Kids and Teens Will Run Away from Abusive Situations
In a non-pandemic year, the number of kids and teens who run away from home may shock you. According to the National Conference of State Legislatures, an estimated 4.2 million youth and young adults experience homelessness each year, and 700,000 are unaccompanied minors. On any given night, approximately 41,000 youth ages 13-25 experience homelessness.
Now consider the current state of the country, with locked-down states and most kids and teens sitting at home. With rates of abuse rising, so will the number of homeless youth.
In November 2019, we looked at why youth run away as part of National Runaway Prevention Month (NRPM). Studies show that 47% of children experience conflicts with parents and guardians at home, which causes them to run away. Almost half (43%) of runaways experienced abuse at home, with 34% experiencing sexual abuse. Additionally, some youth are kicked out, often because of disagreements or their sexual identities. Up to 40% of homeless youth identify as LGBTQ+.
When anyone, regardless of age, feels like they aren’t in a safe environment, they will try to find shelter in a safe environment. For many kids and teens, living on the streets seems like a better alternative than staying in their current abusive situation.
You Likely Won’t See Homeless Teens on the Street
While thousands of kids and teens run away from home each year, you likely won’t see them on the street. Many homeless youths try to hide their situation because they don’t want to be judged or ridiculed at school. Other teens look for places where they can stay temporarily, “couch surfing” from home to home every few days or weeks.
“A couch surfing teen may not fit the stereotype of what a homeless person looks like, but couch surfing is a common form of homelessness,” Nicola Heath writes for SBS. One report out of Australia found that 16% of people who “were temporarily staying in another household and recorded no usual address,” are between the ages of 12-24. This reflects similar statistics in the United States.
Unfortunately, fewer people are willing to open their homes to runaway youth during COVID-19. Families are limiting guests and avoiding contact with others. This limits the number of couches to surf, while also making it harder for homeless teens to reach out for help.
Youth Shelters Are Preparing for an Influx of Runaway Youth During COVID-19
As kids and teens flee abusive situations, local youth shelters have been preparing to accommodate them. They have quickly developed advanced sanitation protocols and are taking steps to protect residents and employees. However, these preparations can only do so much. Most youth shelters have to limit their capacity and have limited counseling and financial resources.

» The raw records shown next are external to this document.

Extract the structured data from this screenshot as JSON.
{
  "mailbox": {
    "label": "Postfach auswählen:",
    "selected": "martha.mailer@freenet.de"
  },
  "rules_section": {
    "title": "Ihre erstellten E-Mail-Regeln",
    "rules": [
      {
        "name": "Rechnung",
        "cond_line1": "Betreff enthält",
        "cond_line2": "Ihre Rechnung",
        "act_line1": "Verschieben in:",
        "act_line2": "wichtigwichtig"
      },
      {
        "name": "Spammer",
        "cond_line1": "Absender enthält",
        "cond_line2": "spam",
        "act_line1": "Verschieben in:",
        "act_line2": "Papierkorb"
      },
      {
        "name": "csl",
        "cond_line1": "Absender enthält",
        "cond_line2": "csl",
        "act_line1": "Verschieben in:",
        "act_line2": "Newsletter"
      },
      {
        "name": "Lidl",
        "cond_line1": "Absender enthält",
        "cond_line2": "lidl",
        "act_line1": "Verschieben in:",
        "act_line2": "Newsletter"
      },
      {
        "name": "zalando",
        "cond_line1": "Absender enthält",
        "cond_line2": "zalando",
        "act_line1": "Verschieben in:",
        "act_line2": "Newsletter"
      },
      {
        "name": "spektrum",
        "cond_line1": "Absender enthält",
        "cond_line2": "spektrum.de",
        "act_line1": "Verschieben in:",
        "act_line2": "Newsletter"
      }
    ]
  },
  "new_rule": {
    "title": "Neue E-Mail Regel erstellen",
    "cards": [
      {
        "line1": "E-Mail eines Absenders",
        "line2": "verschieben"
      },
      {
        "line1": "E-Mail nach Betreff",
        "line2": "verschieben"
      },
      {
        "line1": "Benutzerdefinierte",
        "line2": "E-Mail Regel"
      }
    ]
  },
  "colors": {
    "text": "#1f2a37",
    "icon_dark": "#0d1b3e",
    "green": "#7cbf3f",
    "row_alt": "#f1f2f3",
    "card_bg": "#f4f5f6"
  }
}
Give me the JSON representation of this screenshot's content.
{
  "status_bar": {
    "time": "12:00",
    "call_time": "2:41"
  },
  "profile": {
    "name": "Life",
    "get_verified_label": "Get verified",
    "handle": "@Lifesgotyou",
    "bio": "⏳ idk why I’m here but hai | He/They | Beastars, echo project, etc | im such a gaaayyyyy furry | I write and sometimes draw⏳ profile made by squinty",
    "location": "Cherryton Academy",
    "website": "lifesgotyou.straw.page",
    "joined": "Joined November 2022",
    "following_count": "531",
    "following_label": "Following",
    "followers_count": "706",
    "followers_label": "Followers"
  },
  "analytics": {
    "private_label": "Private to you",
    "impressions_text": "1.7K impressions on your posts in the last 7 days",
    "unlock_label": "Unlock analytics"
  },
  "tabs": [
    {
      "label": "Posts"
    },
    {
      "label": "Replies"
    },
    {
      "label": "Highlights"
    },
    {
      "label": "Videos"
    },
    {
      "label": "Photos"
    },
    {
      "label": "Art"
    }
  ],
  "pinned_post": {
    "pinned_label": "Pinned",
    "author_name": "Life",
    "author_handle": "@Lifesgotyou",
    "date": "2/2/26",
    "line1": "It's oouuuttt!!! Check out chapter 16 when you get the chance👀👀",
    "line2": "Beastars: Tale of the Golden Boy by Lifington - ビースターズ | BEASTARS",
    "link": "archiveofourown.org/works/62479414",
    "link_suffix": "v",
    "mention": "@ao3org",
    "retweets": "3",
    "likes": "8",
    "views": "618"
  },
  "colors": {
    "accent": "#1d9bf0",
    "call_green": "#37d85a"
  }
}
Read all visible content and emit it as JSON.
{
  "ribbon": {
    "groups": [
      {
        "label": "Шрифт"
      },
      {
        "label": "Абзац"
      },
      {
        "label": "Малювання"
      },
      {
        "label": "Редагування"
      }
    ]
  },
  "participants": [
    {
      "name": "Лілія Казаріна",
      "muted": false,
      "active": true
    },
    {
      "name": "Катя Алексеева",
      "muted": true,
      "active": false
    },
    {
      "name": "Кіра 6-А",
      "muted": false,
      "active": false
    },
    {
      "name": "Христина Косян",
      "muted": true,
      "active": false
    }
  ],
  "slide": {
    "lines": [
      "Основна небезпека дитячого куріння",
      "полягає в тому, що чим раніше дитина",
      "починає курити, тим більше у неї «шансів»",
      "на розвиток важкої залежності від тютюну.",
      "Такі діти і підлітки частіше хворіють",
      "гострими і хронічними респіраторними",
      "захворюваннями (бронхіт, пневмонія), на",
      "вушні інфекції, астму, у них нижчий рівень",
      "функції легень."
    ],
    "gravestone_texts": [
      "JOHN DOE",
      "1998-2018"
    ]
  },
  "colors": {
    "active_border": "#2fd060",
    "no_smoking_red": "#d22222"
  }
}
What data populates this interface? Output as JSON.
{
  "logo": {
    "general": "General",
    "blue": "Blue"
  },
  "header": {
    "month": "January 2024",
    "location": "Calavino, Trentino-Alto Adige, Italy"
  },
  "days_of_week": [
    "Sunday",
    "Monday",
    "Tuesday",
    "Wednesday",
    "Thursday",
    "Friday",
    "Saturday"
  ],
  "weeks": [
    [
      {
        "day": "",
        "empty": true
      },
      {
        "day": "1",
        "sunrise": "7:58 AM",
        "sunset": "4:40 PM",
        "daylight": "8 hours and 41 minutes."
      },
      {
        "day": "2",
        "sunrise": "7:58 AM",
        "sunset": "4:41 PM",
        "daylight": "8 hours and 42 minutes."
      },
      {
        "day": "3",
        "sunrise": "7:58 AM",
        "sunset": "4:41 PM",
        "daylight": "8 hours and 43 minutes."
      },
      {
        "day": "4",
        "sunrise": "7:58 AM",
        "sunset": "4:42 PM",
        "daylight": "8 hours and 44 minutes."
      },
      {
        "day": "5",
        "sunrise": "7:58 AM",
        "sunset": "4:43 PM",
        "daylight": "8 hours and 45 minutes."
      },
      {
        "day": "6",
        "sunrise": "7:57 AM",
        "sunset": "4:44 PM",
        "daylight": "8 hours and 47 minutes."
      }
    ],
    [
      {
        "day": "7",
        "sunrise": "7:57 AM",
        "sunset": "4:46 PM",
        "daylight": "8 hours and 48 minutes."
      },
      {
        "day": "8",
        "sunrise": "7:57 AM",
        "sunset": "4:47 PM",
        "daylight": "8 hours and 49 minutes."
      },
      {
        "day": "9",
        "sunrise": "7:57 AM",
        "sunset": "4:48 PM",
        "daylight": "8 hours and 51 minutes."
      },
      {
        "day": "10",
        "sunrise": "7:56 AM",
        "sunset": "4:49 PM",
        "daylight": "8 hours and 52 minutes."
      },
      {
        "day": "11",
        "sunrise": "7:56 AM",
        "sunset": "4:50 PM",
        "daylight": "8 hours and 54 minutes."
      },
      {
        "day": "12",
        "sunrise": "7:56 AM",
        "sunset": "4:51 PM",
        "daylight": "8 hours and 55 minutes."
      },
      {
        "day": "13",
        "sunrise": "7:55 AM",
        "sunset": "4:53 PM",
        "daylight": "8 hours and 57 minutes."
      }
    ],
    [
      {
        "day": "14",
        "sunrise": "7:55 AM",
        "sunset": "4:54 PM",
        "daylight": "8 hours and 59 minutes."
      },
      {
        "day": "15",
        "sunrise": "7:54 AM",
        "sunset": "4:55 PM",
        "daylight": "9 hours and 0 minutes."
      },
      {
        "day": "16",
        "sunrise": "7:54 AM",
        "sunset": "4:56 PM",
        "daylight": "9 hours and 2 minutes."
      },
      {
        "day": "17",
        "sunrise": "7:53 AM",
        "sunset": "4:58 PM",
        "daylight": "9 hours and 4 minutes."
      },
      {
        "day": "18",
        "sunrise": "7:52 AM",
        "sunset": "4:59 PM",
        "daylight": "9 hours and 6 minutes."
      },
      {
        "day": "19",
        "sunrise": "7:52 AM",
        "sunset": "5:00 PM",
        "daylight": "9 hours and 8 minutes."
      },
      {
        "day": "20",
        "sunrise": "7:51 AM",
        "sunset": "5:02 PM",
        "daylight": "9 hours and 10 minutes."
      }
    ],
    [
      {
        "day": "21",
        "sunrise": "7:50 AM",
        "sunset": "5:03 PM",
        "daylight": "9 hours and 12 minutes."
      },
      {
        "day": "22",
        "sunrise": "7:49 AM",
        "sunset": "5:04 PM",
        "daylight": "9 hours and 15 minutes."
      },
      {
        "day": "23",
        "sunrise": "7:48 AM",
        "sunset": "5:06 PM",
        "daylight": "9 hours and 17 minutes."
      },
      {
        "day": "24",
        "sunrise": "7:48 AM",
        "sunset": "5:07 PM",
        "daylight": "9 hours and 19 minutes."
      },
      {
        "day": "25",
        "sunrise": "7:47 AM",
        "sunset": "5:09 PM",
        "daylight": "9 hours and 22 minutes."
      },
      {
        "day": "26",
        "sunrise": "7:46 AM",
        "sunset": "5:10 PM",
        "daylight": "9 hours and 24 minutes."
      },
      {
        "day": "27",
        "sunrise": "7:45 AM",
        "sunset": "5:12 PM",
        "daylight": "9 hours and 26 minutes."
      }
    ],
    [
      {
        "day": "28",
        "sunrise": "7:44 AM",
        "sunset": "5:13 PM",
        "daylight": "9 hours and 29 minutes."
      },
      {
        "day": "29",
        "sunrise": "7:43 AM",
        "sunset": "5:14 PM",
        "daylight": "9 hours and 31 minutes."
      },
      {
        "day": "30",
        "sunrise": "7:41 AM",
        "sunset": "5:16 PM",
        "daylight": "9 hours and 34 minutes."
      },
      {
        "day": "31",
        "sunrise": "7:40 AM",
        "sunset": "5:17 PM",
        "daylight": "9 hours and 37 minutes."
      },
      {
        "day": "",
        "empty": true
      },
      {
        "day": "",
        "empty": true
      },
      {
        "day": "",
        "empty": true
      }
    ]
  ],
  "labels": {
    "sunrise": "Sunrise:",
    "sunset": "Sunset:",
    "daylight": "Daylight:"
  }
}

“Managing unforeseeable staffing limitations as a result of the pandemic, we have had to scale back our drop-in services during this time for staff and client safety,” Laura Vialva, who works for Safe Horizon, a shelter in New York City, says. “Our staff has worked tirelessly to respond to young people’s needs during this crisis.”
Some shelters have even found themselves competing with food banks, church spaces, and other community services for resources. They are trying to find anything they can to accommodate the number of homeless youth on their doorsteps.
Family Resources is Always Open
Our SafePlace2B shelters have not been exempt from these national trends. We have dedicated resources to promote personal protection equipment for residents and staff, have prepared for an influx in homeless youth, and continue to offer virtual counseling sessions for those who need them.
Our doors have remained open to accommodate runaway youth during COVID-19 and we will continue working through this crisis and beyond.
We couldn’t be where we are today without support from the community. If you are able to help, please consider donating to Family Resources today. Your donation allows us to keep our shelters open and provide support to homeless and at-risk youth across Pinellas and Manatee counties. Thank you for your contribution.